The 156-mile-long Indian River Lagoon, once a bountiful aquatic gem and home to many species including manatees, is presently the epicenter of this massive die-off. Corpses from the Lagoon revealed emaciated bodies that had greatly reduced fat and muscle content. These animals could simply not get enough sustenance to carry on living.

Past brown tide events and the harmful algal blooms caused by the discharge of tainted water from Lake Okeechobee have been noted as the cause of wiping out up to 65% of seagrasses in the Lagoon. As the sea cows congregate in warmer water that has historically had plentiful seagrass beds, they are discovering that food is scarce. It has even been suggested that we might have to physically relocate these animals to other coasts to try to save them.

In 2017, an estimated 6,620 manatees lived in our state. In 2019, that number had shrunk to 5,733. The recent spate of deaths raises the stakes for this beloved emblem of the Sunshine State. We need to get our water clean and rebuild our seagrasses, not only for the manatee, but for all the other coastal species that depend upon a healthy marine ecosystem.

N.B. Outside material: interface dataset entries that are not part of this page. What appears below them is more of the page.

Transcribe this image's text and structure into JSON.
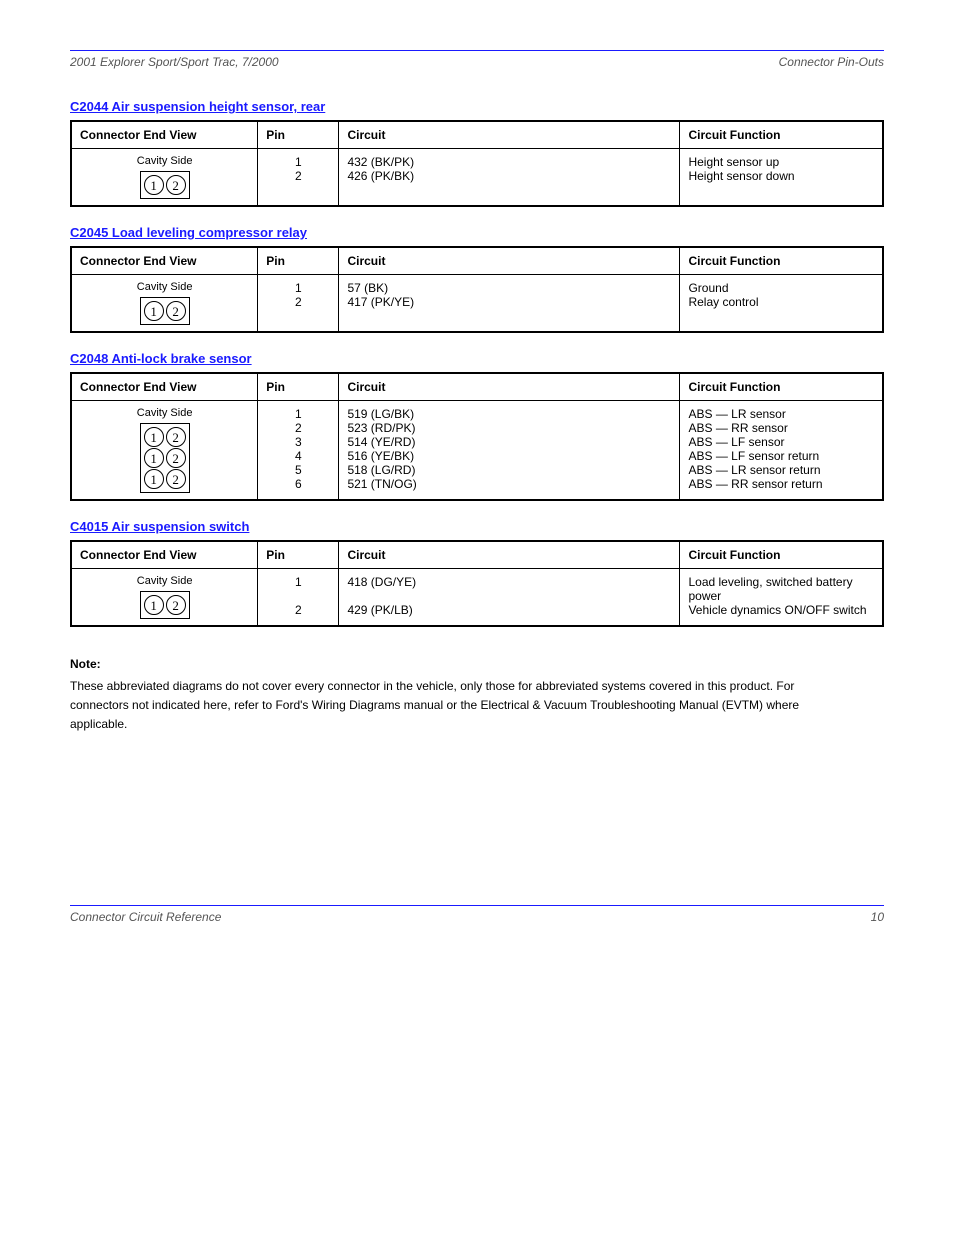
{
  "header": {
    "left": "2001 Explorer Sport/Sport Trac, 7/2000",
    "right": "Connector Pin-Outs"
  },
  "footer": {
    "left": "Connector Circuit Reference",
    "right": "10"
  },
  "sections": [
    {
      "title": "C2044 Air suspension height sensor, rear",
      "headers": [
        "Connector End View",
        "Pin",
        "Circuit",
        "Circuit Function"
      ],
      "rows": [
        {
          "cav_rows": 1,
          "cav_label": "Cavity Side",
          "pin": "1\n2",
          "circuit": "432 (BK/PK)\n426 (PK/BK)",
          "func": "Height sensor up\nHeight sensor down"
        }
      ]
    },
    {
      "title": "C2045 Load leveling compressor relay",
      "headers": [
        "Connector End View",
        "Pin",
        "Circuit",
        "Circuit Function"
      ],
      "rows": [
        {
          "cav_rows": 1,
          "cav_label": "Cavity Side",
          "pin": "1\n2",
          "circuit": "57 (BK)\n417 (PK/YE)",
          "func": "Ground\nRelay control"
        }
      ]
    },
    {
      "title": "C2048 Anti-lock brake sensor",
      "headers": [
        "Connector End View",
        "Pin",
        "Circuit",
        "Circuit Function"
      ],
      "rows": [
        {
          "cav_rows": 3,
          "cav_label": "Cavity Side",
          "pin": "1\n2\n3\n4\n5\n6",
          "circuit": "519 (LG/BK)\n523 (RD/PK)\n514 (YE/RD)\n516 (YE/BK)\n518 (LG/RD)\n521 (TN/OG)",
          "func": "ABS — LR sensor\nABS — RR sensor\nABS — LF sensor\nABS — LF sensor return\nABS — LR sensor return\nABS — RR sensor return"
        }
      ]
    },
    {
      "title": "C4015 Air suspension switch",
      "headers": [
        "Connector End View",
        "Pin",
        "Circuit",
        "Circuit Function"
      ],
      "rows": [
        {
          "cav_rows": 1,
          "cav_label": "Cavity Side",
          "pin": "1\n\n2",
          "circuit": "418 (DG/YE)\n\n429 (PK/LB)",
          "func": "Load leveling, switched battery power\nVehicle dynamics ON/OFF switch"
        }
      ]
    }
  ],
  "note": {
    "title": "Note:",
    "body": "These abbreviated diagrams do not cover every connector in the vehicle, only those for abbreviated systems covered in this product. For connectors not indicated here, refer to Ford's Wiring Diagrams manual or the Electrical & Vacuum Troubleshooting Manual (EVTM) where applicable."
  }
}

Written by Preston Robertson, President of the Florida Wildlife Federation